Spanikopita Recipe: Serves 12 small pieces, 1 small pie
1 bunch of spinach, about 6-8 cups fresh or approx. 2 cups frozen
1-2 leeks or zucchini, cleaned and chopped, optional
1 large onion, chopped
1-2 Tbsp. fresh dill, or a little less than 1 Tbsp. dried dill
EVOO (Olive oil) on hand to saute and brush phyllo
1-2 eggs, slightly beaten
6-8 oz. fresh feta cheese
Salt and pepper to taste
Phyllo sheets (usually found in your market’s freezer section)
To start off this new food blog of mine, I would like to share my first recipe I found from the Sporades islands. Well, I did not actually find it there – it hails from there to be more specific.
It is a simple, yet delicately delicious, “quiche-like” cheese pie. It is perfectly suitable for a mid-morning snack, a light lunch combo served with a salad, or an after-dinner-but-I-am-still-hungry delight.
Try it for a little Greek flavor in your life. Here is the recipe:
1 Onion, chopped
1/4 cup Butter
4 Tbsp. Olive Oil – always extra virgin 🙂
2-3 Lg. Leeks, washed and chopped about 1/2″ thick
1 cup plain Greek (or strained) yogurt*
1 cup all-purpose flour
1/2 tsp. Baking soda
3 Large/ or Extra large eggs, slightly beaten
11 oz. -ish Feta cheese, crumbled**
4 oz. Parmesean cheese, freshly grated
3-4 Tbsp. Fresh dill weed (or ~ 1 Tbsp. dried)
Preheat oven to 350 F./180 C. degrees and grease a 9″ spring form pan. Sautee onion until lightly golden, add leeks and sautee for 10-12 minutes longer. Remove from heat when cooked to slightly cool. Sift flour and soda, stir in eggs, then add yogurt, feta, and half the parmesean cheese. Stir well while slowly adding leek/onion mix, and lastly add the dill, salt, and pepper to taste. Pour into pan, sift slightly to even batter, top with remaining parmesean, and bake for 40-45 minutes or until nicely golden brown. Allow to cool in pan until set up. Serve warm and enjoy.
All of my recipes can be and usually are converted to whole wheat flour, substituted butter for olive oil or apple sauce, and reduced sugar or honey. I typically try ever recipe “normal” for testing purposes, but be sure that these slight changes benefit your health and taste buds.
* = Greek yogurt is strained yogurt, you can buy or strain your own but it is important that it not have too much water.

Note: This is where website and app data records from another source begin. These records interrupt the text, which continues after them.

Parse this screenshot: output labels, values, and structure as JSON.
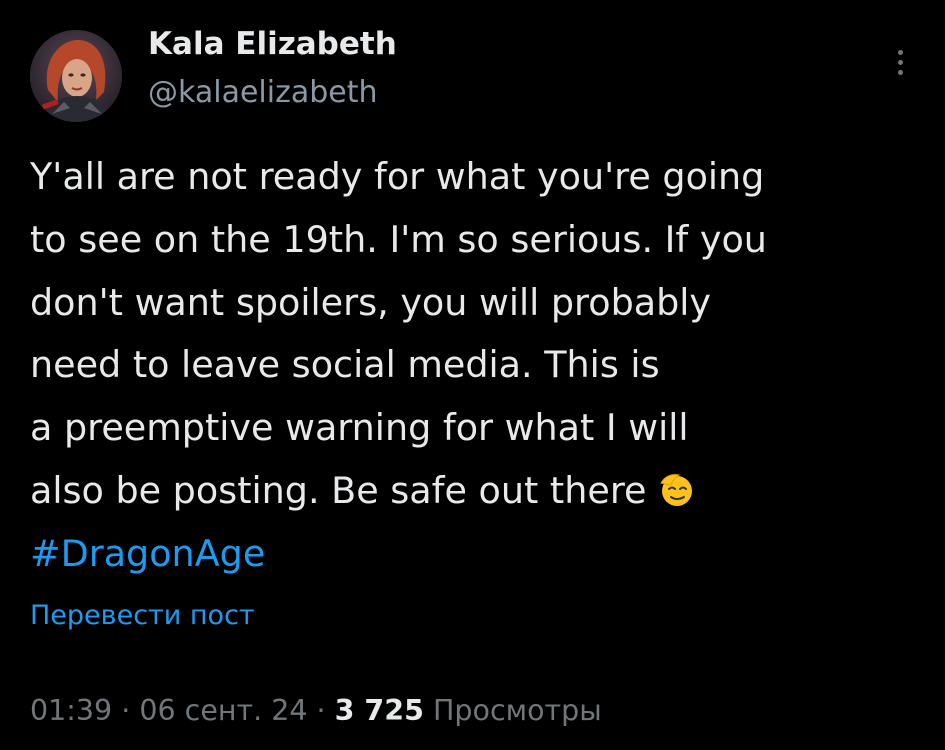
{
  "author": {
    "display_name": "Kala Elizabeth",
    "handle": "@kalaelizabeth",
    "avatar_icon": "avatar-icon"
  },
  "tweet": {
    "lines": [
      "Y'all are not ready for what you're going",
      "to see on the 19th. I'm so serious. If you",
      "don't want spoilers, you will probably",
      "need to leave social media. This is",
      "a preemptive warning for what I will",
      "also be posting. Be safe out there"
    ],
    "emoji": "salute-emoji",
    "hashtag": "#DragonAge"
  },
  "translate_label": "Перевести пост",
  "meta": {
    "time": "01:39",
    "separator": "·",
    "date": "06 сент. 24",
    "views_count": "3 725",
    "views_label": "Просмотры"
  },
  "colors": {
    "background": "#000000",
    "text": "#e7e9ea",
    "secondary": "#8b98a5",
    "link": "#1d9bf0"
  },
  "icons": {
    "more": "more-vertical-icon"
  }
}
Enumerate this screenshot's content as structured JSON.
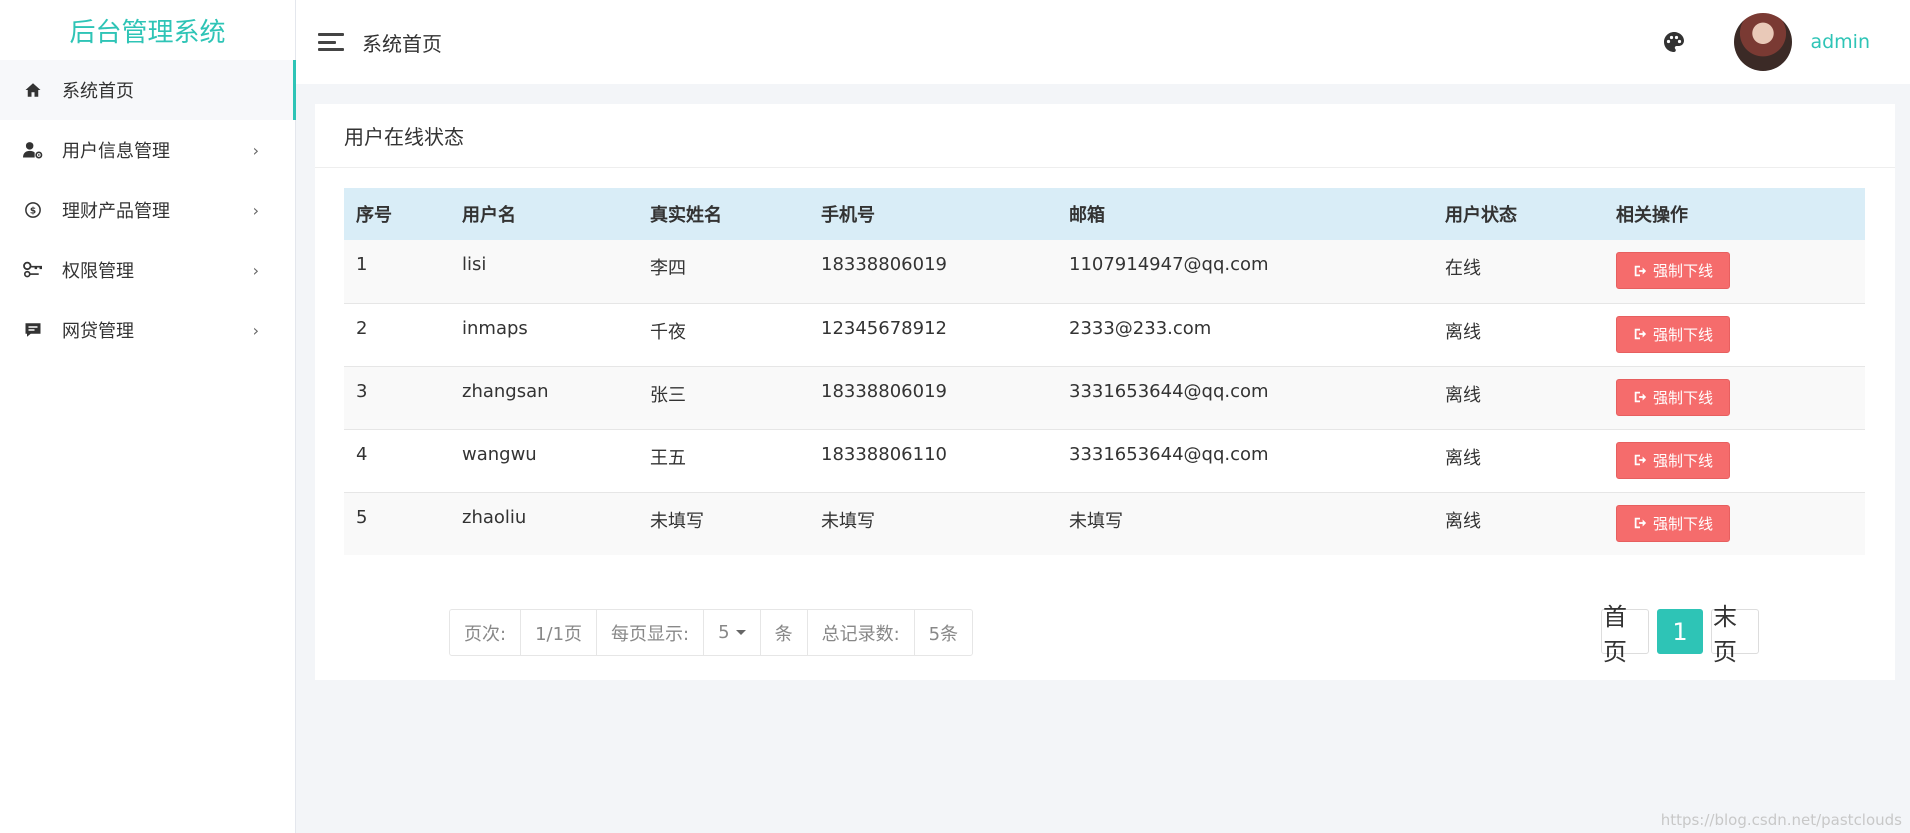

** = Try to buy feta in a block with its liquid (called alme)instead of already crumbled, but if you’re not able then use what you find.
PS. Please email/message me if you have any cooking questions and/or directions on this recipe.
Kali Oreksi (Bon Appetite – from French to Greek)